No Proof Over-the-Counter Cough Medicines WorkJan 23, 2008 | Parker Waichman LLP
Cough medicine, known to be a dangerous drug for young children, is not a good choice for adults either. According to a recent analysis of studies done on cough medicines, there is little evidence that these medications do very much to relieve symptoms in children or adults. What’s more, the studies the makers of cough medicine use to back up their claims that such drugs are helpful are often skewed in favor of the cough medicines.
Researchers from Royal College of Surgeons in Ireland Medical School reviewed 25 cough medicine studies, 17 of which involved 2,876 adults and eight of which involved 616 children. In the adult studies, six compared antitussives medicines used to relieve coughs, such as Robitussin, with placebo and had variable results. Two studies compared an expectorant such as Mucinex, which promotes the discharge of mucus from the respiratory tract, with placebo; one found benefits. Another two studies focusing on combinations of antihistamine and decongestants produced conflicting results, while three studies found antihistamines were no more effective than placebo in relieving cough. Three other adult studies compared combinations of drugs with placebo and showed some benefit in reducing cough; one study found that mucolytics, which break down mucus, reduced cough frequency.
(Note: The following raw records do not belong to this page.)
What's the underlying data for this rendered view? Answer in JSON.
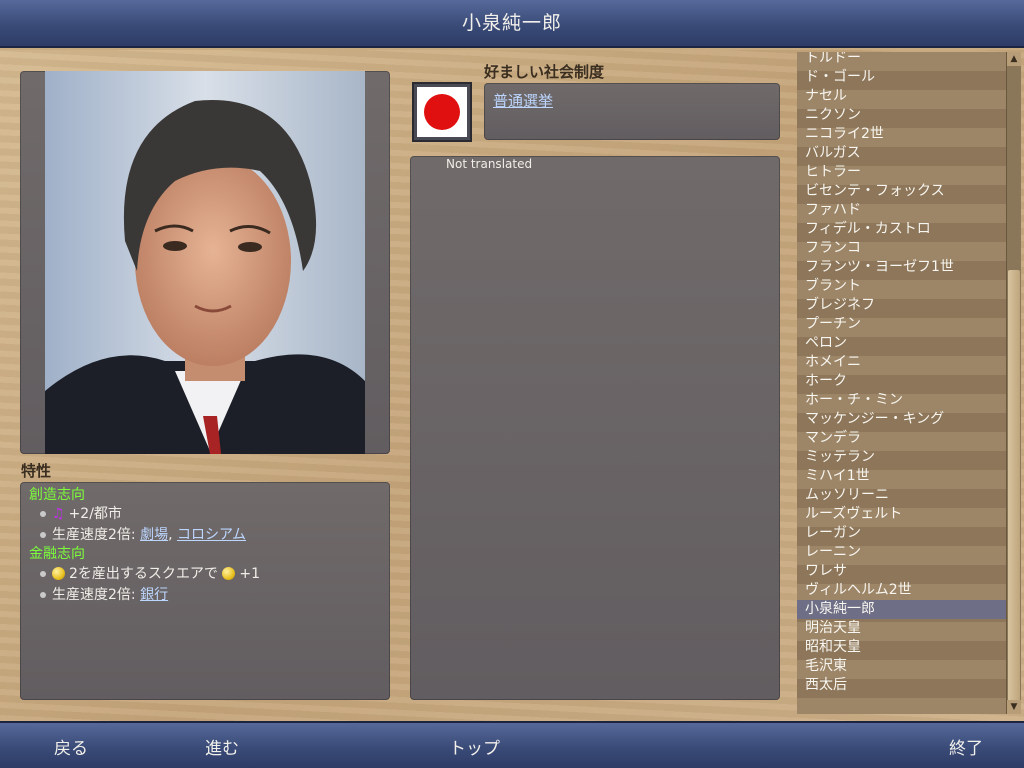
{
  "window": {
    "title": "小泉純一郎"
  },
  "portrait": {
    "alt": ""
  },
  "traits": {
    "heading": "特性",
    "items": [
      {
        "name": "創造志向",
        "lines": [
          {
            "text": "+2/都市"
          },
          {
            "prefix": "生産速度2倍: ",
            "links": [
              "劇場",
              "コロシアム"
            ]
          }
        ]
      },
      {
        "name": "金融志向",
        "lines": [
          {
            "text": "2を産出するスクエアで",
            "suffix": "+1"
          },
          {
            "prefix": "生産速度2倍: ",
            "links": [
              "銀行"
            ]
          }
        ]
      }
    ]
  },
  "civic": {
    "heading": "好ましい社会制度",
    "value": "普通選挙"
  },
  "description": {
    "text": "Not translated"
  },
  "leaders": {
    "items": [
      "トルドー",
      "ド・ゴール",
      "ナセル",
      "ニクソン",
      "ニコライ2世",
      "バルガス",
      "ヒトラー",
      "ビセンテ・フォックス",
      "ファハド",
      "フィデル・カストロ",
      "フランコ",
      "フランツ・ヨーゼフ1世",
      "ブラント",
      "ブレジネフ",
      "プーチン",
      "ペロン",
      "ホメイニ",
      "ホーク",
      "ホー・チ・ミン",
      "マッケンジー・キング",
      "マンデラ",
      "ミッテラン",
      "ミハイ1世",
      "ムッソリーニ",
      "ルーズヴェルト",
      "レーガン",
      "レーニン",
      "ワレサ",
      "ヴィルヘルム2世",
      "小泉純一郎",
      "明治天皇",
      "昭和天皇",
      "毛沢東",
      "西太后"
    ],
    "selected": "小泉純一郎"
  },
  "nav": {
    "back": "戻る",
    "forward": "進む",
    "top": "トップ",
    "exit": "終了"
  },
  "colors": {
    "trait_title": "#7cff3a",
    "link": "#bcd6ff",
    "selected_row": "#6e6f86",
    "bar": "#3a4b78"
  },
  "icons": {
    "culture": "music-note-icon",
    "gold": "gold-coin-icon",
    "flag": "japan-flag-icon"
  }
}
In studies involving children, seven -- two with antitussives, two with antihistamines, two with antihistamine decongestants and one with antitussive-bronchodilator combinations -- showed the drugs were no more effective than placebo. (Bronchodilators work to ease coughs by widening air passages.) In another study of two pediatric cough syrups, Triaminicol and Dacol, both showed "satisfactory" response compared to placebo medicines. Based on those results, the researchers were unable to say how well cough medicines in general relieved symptoms.
The review of cough medicine studies also found the outcome of a particular study – favorable or unfavorable to the medications – could often be predicted based on the organization paying for it. According to the researchers, "six out of the nine studies that were supported by the pharmaceutical industry showed positive results compared to three positive studies out of 16 trials that did not report any conflict of interest."
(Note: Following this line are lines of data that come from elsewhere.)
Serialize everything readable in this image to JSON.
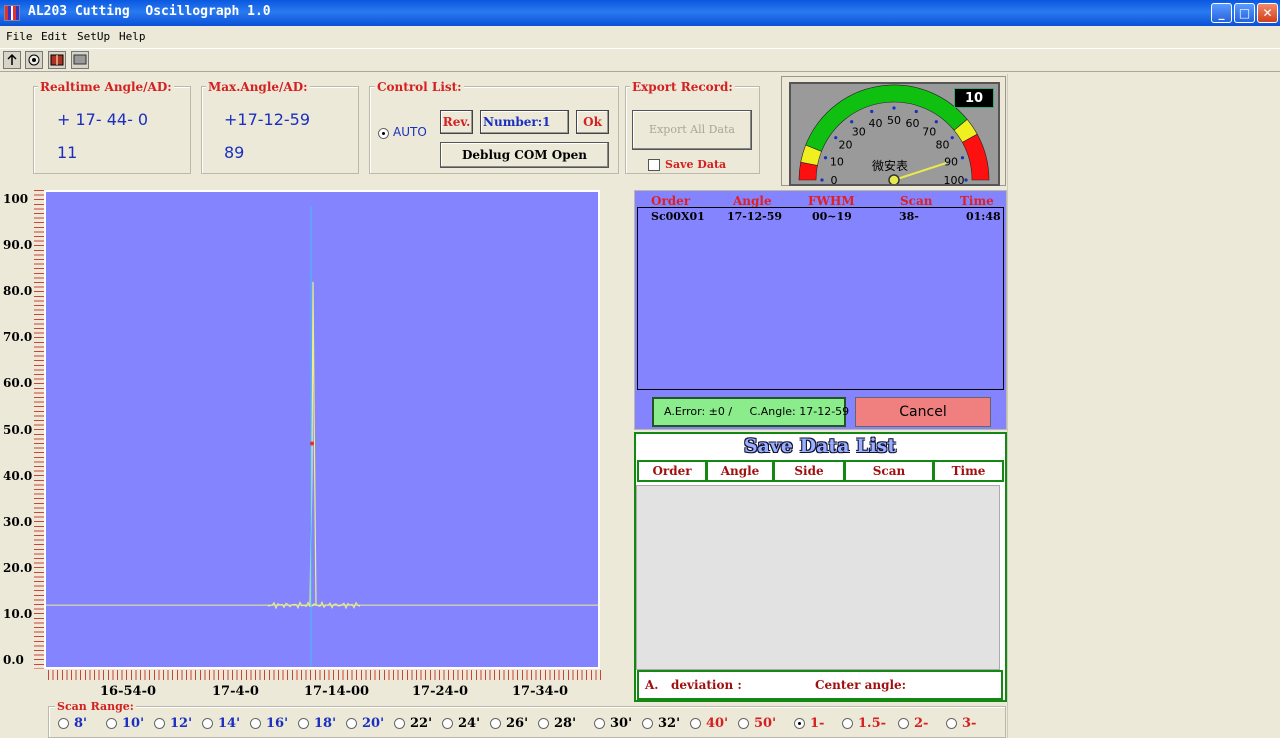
{
  "window": {
    "title": "AL203 Cutting  Oscillograph 1.0",
    "controls": {
      "minimize": "_",
      "maximize": "□",
      "close": "✕"
    }
  },
  "menu": [
    "File",
    "Edit",
    "SetUp",
    "Help"
  ],
  "toolbar": [
    "upload-icon",
    "settings-icon",
    "book-icon",
    "monitor-icon"
  ],
  "realtime": {
    "title": "Realtime Angle/AD:",
    "angle": "+ 17- 44- 0",
    "ad": "11"
  },
  "max": {
    "title": "Max.Angle/AD:",
    "angle": "+17-12-59",
    "ad": "89"
  },
  "control": {
    "title": "Control List:",
    "auto": "AUTO",
    "rev": "Rev.",
    "number": "Number:1",
    "ok": "Ok",
    "debug": "Deblug COM Open"
  },
  "export": {
    "title": "Export  Record:",
    "button": "Export  All Data",
    "save": "Save  Data"
  },
  "gauge": {
    "display": "10",
    "label": "微安表",
    "value": 10,
    "ticks": [
      "0",
      "10",
      "20",
      "30",
      "40",
      "50",
      "60",
      "70",
      "80",
      "90",
      "100"
    ]
  },
  "chart_data": {
    "type": "line",
    "ylim": [
      0,
      100
    ],
    "y_ticks": [
      "100",
      "90.0",
      "80.0",
      "70.0",
      "60.0",
      "50.0",
      "40.0",
      "30.0",
      "20.0",
      "10.0",
      "0.0"
    ],
    "x_ticks": [
      "16-54-0",
      "17-4-0",
      "17-14-00",
      "17-24-0",
      "17-34-0"
    ],
    "series": [
      {
        "baseline": 10,
        "peak_position": "between 17-4-0 and 17-14-00",
        "peak": 82
      }
    ],
    "colors": {
      "background": "#8484ff",
      "line": "#f0f080",
      "cursor": "#40c0ff"
    }
  },
  "records": {
    "columns": [
      "Order",
      "Angle",
      "FWHM",
      "Scan",
      "Time"
    ],
    "rows": [
      [
        "Sc00X01",
        "17-12-59",
        "00~19",
        "38-",
        "01:48"
      ]
    ]
  },
  "status": {
    "text": "A.Error: ±0 /     C.Angle: 17-12-59",
    "cancel": "Cancel"
  },
  "save_list": {
    "title": "Save Data List",
    "columns": [
      "Order",
      "Angle",
      "Side",
      "Scan",
      "Time"
    ],
    "deviation": "A.   deviation :",
    "center": "Center angle:"
  },
  "scan_range": {
    "title": "Scan Range:",
    "options": [
      {
        "label": "8'",
        "color": "#1a2fc0"
      },
      {
        "label": "10'",
        "color": "#1a2fc0"
      },
      {
        "label": "12'",
        "color": "#1a2fc0"
      },
      {
        "label": "14'",
        "color": "#1a2fc0"
      },
      {
        "label": "16'",
        "color": "#1a2fc0"
      },
      {
        "label": "18'",
        "color": "#1a2fc0"
      },
      {
        "label": "20'",
        "color": "#1a2fc0"
      },
      {
        "label": "22'",
        "color": "#000000"
      },
      {
        "label": "24'",
        "color": "#000000"
      },
      {
        "label": "26'",
        "color": "#000000"
      },
      {
        "label": "28'",
        "color": "#000000"
      },
      {
        "label": "30'",
        "color": "#000000"
      },
      {
        "label": "32'",
        "color": "#000000"
      },
      {
        "label": "40'",
        "color": "#d42020"
      },
      {
        "label": "50'",
        "color": "#d42020"
      },
      {
        "label": "1-",
        "color": "#d42020",
        "selected": true
      },
      {
        "label": "1.5-",
        "color": "#d42020"
      },
      {
        "label": "2-",
        "color": "#d42020"
      },
      {
        "label": "3-",
        "color": "#d42020"
      }
    ]
  }
}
In the past several years, concerns have arisen over the safety of over-the -counter cough and cold medicine, especially in children. Earlier this week, the Food & Drug Administration (FDA) issued a warning that such medicines should not be given to children under two. The FDA is still reviewing these medications for use in older children, and could provide further guidance in the coming months.
Given that there is no proof that they work, some of the researchers questioned the necessity of such cough medicines. People often worry if a cough lasts a few days, but the average duration for a cough is two weeks for adults and three weeks for children. And coughing is not necessarily a bad thing, as it is often an efficient mechanism for clearing viruses from the respirator system. "I do not give my kids over-the-counter cough medicine," said Thomas Fahey, professor of general practice at the Royal College of Surgeons in Ireland Medical School and review co-author. "I do not advise my patients to do so."